Thinly slice the bacon and cook in between two trays in the oven so the bacon stays very flat. When par cooked (after around 10 minutes 170oc), remove and trim the bacon into julienne style (almost matchstick style) strips of thin crispy shards that go together to almost form a haystack look of crispy bacon.
1 litre of double cream
2 teaspoons of Maldon sea salt
1 small bunch of chives finely cut into sippets.
Simply whisk the cream gently in a kitchen aid until the cream starts to split (best to do at a slow speed).
Once the cream has split (this usually takes around 3 minutes), place the butter solids into a bowl of cold water for 5 minutes.
Now remove and place into a clean bowl with the chopped chives and the Maldon salt
Take care when mixing as extra butter milk will appear and needs to be removed.
Roll the chive butter into a cling film log shape and tie at both ends and then set in a refrigerator.
Slice when required, peel off the cling film and serve on the plate with the other ingredients.
Fresh Sprouting Beans, Yorkshire Rapeseed oil
1 tablespoon of fresh sprouting (Super Food) beans from W.S. Bentleys growers, West Yorkshire (Mung beans, lentils, chick peas etc raw)
1 tablespoon of Lemon Rapeseed oil
Salt and pepper

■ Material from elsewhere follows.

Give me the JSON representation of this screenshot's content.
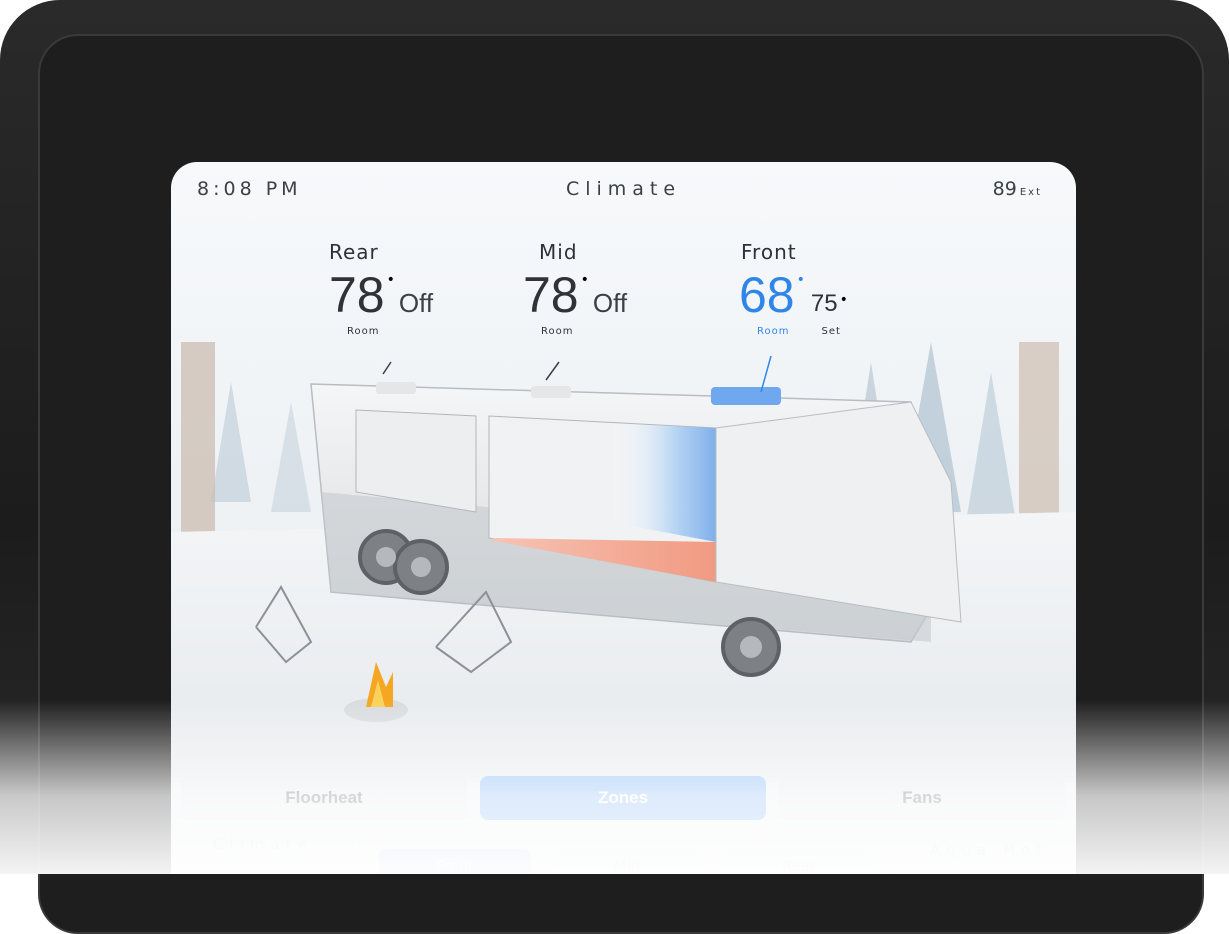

Use the lemon oil to pour a thin band over the beans and sprouting peas and serve.
Add the sprouting mixture raw